Conservation groups say partnership between Louisiana, Corps essential for healthy environment, communities, industries, national economy
(Baton Rouge–August 24, 2011) Conservation groups today expressed support for an agreement between Louisiana and federal officials to conduct an investigation focusing on the dynamic nature of the Lower Mississippi River and the interplay between restoration, navigation and flood control. Louisiana’s Coastal Protection and Restoration Authority (CPRA) and the U.S. Army Corps of Engineers (Corps) will collaborate on the analysis, officially called the Mississippi River Hydrodynamic and Delta Management Study.
“Today’s agreement between CPRA and the Corps is a significant step toward a fully integrated approach to river management based on the best available science,” said a joint statement by the Coalition to Restore Coastal Louisiana, Environmental Defense Fund, Lake Pontchartrain Basin Foundation, Louisiana Wildlife Federation, National Audubon Society, National Wildlife Federation and The Nature Conservancy. “The Mississippi River is a dynamic and changing system. We have to understand those changes in order to implement effective solutions for restoration, flood control and navigation, which are all deeply interconnected.”
“Science tells us that the river is changing, and that the continued collapse of Louisiana’s wetlands will likely threaten our existing flood protection and navigation systems,” the groups continued. “This partnership between the CPRA and the Corps is necessary to meet the challenges associated with managing the Mississippi River for the multiple benefits it provides to the state and the nation.”
Steven Peyronnin, Coalition to Restore Coastal Louisiana, 225.413.6924, email@example.com
Sean Crowley, Environmental Defense Fund, 202.550-6524, firstname.lastname@example.org
John Lopez, Lake Pontchartrain Basin Foundation, 504.421.7348, email@example.com
Chris Macaluso, Louisiana Wildlife Federation, 225.344.6707, firstname.lastname@example.org
David J. Ringer, National Audubon Society, 601.642.7058, email@example.com
Emily Guidry Schatzel, National Wildlife Federation, 225.253.9781, firstname.lastname@example.org
Karen Gautreaux, The Nature Conservancy, 225.788.4525, email@example.com
By Craig Guillot, National Wildlife Federation
Read this story in its entirety on NWF.org.
(NWF) – As the rising waters of the Mississippi River continue to impact communities along its banks, the U.S. Army Corps of Engineers and flood control managers are desperately trying to mitigate the impacts.
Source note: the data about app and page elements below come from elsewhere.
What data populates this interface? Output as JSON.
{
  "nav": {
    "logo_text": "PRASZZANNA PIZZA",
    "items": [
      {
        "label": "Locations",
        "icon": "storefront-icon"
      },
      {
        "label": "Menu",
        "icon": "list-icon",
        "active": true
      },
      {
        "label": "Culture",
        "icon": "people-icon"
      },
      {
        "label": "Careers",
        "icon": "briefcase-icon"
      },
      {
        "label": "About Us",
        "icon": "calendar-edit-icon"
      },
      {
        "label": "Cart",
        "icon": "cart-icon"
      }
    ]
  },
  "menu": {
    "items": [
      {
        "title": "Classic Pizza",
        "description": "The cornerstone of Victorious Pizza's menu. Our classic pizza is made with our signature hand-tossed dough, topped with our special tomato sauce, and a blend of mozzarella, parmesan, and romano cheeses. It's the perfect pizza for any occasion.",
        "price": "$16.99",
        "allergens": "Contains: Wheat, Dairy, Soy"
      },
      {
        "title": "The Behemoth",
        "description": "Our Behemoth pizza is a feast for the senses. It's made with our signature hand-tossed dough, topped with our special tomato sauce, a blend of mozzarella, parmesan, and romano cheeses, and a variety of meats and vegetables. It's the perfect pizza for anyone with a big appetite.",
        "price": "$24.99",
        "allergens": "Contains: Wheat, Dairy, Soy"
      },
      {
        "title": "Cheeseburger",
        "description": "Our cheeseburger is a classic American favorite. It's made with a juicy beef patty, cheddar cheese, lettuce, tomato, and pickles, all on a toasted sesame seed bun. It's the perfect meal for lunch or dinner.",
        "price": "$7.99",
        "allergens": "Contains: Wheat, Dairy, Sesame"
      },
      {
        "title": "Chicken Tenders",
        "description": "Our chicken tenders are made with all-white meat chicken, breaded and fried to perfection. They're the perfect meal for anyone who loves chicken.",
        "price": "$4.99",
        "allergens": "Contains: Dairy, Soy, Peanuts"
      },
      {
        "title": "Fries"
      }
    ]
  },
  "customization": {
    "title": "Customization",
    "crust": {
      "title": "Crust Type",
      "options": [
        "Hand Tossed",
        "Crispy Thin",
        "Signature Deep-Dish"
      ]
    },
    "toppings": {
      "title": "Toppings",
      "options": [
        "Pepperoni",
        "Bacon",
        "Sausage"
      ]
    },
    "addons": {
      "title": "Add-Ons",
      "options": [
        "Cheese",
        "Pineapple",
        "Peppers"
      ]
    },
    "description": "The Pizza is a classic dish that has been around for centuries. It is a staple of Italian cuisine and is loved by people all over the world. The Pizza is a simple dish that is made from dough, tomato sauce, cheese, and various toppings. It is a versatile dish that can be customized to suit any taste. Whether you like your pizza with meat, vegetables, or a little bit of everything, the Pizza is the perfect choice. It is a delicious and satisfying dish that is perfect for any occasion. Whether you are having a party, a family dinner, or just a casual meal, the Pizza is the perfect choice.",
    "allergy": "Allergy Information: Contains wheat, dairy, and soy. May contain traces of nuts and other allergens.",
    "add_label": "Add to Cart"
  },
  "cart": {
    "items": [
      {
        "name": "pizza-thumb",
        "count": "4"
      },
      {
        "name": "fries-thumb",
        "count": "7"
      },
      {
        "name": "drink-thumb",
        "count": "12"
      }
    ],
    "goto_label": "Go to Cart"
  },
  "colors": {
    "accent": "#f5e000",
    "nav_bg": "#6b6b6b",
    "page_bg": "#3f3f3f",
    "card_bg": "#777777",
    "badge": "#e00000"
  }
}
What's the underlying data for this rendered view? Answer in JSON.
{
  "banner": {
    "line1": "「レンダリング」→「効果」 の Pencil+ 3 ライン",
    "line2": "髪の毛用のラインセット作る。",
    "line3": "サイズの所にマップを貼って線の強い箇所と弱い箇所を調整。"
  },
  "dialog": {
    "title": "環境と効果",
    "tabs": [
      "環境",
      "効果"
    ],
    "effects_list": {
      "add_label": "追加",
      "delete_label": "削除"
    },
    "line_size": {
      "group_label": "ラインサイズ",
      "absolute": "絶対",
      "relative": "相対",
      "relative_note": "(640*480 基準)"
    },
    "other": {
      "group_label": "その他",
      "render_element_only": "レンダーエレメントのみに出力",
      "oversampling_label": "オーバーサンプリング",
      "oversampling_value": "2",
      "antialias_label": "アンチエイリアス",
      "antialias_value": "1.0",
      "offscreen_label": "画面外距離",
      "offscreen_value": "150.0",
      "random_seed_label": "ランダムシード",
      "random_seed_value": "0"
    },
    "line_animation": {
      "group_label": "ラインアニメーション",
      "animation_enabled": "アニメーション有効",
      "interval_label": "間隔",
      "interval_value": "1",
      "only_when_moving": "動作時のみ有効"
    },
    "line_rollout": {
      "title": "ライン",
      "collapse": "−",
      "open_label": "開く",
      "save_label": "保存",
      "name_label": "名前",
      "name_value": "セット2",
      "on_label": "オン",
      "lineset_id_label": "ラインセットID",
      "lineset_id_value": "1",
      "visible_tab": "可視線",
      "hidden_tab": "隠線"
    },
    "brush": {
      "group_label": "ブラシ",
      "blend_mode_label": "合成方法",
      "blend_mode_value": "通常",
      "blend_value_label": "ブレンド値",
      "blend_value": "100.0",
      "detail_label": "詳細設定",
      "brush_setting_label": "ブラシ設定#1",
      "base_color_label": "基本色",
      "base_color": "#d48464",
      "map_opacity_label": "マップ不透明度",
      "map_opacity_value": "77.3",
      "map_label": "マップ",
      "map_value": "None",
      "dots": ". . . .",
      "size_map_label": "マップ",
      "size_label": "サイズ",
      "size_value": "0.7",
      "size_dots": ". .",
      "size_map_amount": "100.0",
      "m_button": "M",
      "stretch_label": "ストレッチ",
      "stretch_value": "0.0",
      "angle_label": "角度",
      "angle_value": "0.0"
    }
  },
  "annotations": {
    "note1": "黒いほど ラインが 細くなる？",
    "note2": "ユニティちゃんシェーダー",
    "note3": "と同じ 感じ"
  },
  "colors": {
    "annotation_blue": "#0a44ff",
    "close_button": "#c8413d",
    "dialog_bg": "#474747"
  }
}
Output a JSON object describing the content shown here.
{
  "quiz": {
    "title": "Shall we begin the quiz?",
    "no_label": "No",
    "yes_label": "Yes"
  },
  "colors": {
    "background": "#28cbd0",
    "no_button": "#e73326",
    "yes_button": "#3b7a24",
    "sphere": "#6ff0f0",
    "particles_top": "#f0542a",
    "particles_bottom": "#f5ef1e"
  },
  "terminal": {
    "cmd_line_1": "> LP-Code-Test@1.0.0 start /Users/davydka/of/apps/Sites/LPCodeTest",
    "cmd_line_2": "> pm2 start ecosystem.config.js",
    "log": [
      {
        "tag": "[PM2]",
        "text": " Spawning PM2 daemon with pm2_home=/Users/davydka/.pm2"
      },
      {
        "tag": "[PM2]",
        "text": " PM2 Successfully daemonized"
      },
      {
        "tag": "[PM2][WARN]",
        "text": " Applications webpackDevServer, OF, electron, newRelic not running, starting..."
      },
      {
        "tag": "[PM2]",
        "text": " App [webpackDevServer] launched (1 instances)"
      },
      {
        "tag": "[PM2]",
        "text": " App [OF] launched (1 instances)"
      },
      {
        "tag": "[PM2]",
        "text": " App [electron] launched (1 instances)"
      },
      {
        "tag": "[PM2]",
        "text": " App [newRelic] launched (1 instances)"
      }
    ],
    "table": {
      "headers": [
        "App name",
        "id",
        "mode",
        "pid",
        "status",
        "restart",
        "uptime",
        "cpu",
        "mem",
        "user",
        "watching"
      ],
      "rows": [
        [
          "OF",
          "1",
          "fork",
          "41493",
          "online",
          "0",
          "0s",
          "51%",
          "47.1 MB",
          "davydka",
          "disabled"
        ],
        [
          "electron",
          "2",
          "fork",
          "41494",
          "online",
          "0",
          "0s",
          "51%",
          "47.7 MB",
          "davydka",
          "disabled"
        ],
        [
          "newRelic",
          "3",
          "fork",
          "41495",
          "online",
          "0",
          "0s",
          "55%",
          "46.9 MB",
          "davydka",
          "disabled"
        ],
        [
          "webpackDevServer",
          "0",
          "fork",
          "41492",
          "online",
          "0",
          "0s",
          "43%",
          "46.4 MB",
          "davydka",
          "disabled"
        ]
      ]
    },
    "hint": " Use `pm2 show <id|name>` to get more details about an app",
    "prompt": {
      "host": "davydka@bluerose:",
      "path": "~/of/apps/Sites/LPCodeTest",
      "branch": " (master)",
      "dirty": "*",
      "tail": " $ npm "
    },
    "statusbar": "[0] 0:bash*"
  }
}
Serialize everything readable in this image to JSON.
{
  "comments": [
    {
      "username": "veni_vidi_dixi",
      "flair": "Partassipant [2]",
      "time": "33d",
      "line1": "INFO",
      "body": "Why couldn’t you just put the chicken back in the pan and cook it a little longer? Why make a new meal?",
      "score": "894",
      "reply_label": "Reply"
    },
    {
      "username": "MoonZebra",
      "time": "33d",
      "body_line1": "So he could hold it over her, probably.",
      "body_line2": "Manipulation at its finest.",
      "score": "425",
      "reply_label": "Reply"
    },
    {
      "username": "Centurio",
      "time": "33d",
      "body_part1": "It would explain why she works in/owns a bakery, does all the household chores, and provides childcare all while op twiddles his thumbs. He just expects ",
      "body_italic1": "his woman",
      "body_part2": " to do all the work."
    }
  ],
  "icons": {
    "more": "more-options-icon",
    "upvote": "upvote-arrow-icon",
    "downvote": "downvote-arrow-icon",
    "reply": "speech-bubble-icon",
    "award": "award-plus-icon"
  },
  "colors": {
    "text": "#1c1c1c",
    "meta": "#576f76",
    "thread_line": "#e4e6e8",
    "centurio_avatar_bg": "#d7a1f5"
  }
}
In Louisiana, the solution has been to open spillways that relieve pressure on the levees and divert some of the river's waters to the Gulf of Mexico.
The human consequences of this flood will be catastrophic and long-lasting. Massive flooding has already hit parts of Tennessee and Mississippi and tens of thousands more homes are at risk of flooding. New Orleans is carefully monitoring the rising waters.
But experts say there's a valuable lesson to be learned in this historic event: sediment deposits from floods like these could actually help build land along Louisiana's rapidly eroding coastline. While the opening of spillways and diversions may help prevent further flooding, experts say the river could be put to even greater use to help both people and natural systems.
"Managing the Mississippi: Part 1" produced by Jared Serigné
You can continue reading this story here in the National Wildlife Federation Media Center.No Comments